- _Raw data_
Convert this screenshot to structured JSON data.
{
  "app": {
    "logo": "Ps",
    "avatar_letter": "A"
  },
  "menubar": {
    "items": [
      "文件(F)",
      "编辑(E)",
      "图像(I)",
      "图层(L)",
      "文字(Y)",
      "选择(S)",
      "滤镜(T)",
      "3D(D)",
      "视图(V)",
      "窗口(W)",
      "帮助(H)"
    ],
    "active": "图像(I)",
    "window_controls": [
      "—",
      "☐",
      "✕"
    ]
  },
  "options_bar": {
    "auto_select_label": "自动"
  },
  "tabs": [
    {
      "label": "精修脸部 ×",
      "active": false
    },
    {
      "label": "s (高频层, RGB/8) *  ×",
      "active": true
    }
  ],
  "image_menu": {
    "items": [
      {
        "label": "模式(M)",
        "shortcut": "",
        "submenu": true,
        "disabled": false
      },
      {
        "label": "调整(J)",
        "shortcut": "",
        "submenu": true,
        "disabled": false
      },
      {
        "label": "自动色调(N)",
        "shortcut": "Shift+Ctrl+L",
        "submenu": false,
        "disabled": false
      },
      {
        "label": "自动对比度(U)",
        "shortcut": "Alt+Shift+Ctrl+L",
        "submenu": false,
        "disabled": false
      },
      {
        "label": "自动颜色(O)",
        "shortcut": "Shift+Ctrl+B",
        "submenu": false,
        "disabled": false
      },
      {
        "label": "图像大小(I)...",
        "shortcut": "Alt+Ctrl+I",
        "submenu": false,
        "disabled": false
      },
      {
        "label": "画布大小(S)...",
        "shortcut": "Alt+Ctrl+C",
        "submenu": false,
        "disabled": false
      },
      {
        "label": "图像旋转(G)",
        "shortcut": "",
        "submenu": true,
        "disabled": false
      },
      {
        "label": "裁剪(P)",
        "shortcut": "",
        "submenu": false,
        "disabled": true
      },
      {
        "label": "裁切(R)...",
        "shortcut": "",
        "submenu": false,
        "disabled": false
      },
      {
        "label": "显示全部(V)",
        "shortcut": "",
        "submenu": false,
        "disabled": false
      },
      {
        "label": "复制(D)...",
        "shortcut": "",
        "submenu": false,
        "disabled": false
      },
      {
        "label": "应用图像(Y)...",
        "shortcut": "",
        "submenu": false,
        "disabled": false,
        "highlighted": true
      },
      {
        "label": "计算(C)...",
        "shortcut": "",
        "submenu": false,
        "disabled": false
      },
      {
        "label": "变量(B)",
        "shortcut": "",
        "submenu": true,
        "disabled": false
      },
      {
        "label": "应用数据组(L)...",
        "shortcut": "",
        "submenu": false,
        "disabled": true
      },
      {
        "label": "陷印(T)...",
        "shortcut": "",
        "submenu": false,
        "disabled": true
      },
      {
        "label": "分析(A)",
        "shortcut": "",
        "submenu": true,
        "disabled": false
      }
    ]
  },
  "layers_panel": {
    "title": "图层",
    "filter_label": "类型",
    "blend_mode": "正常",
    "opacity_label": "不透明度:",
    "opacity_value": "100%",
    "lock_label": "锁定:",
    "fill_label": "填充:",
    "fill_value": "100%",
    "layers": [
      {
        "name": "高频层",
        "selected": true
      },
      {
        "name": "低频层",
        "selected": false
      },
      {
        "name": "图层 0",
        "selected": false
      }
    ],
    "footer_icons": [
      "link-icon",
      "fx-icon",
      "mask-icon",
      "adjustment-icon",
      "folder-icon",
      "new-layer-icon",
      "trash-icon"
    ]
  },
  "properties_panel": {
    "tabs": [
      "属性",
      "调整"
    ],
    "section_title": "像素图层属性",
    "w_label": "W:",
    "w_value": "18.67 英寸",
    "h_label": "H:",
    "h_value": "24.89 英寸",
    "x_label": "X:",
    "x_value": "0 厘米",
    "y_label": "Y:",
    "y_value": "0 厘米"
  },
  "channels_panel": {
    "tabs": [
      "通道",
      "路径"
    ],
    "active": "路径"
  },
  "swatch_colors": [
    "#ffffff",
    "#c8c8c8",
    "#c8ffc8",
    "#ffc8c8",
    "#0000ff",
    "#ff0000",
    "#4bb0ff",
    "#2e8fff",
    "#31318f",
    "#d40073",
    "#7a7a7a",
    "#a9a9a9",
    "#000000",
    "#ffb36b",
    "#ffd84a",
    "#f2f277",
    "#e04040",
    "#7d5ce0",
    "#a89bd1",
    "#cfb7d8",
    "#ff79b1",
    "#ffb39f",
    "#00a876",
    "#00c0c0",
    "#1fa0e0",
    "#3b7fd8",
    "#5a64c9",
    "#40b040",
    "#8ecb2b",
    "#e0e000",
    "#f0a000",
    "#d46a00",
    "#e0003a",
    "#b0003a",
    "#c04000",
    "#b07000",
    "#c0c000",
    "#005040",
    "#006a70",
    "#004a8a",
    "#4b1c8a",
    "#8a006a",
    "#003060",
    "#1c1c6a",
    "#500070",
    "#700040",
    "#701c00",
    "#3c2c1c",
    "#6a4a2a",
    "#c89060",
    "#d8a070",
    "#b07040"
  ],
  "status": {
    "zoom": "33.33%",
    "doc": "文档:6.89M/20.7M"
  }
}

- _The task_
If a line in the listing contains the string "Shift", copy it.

- _Answer for the task_
        "shortcut": "Shift+Ctrl+L",
        "shortcut": "Alt+Shift+Ctrl+L",
        "shortcut": "Shift+Ctrl+B",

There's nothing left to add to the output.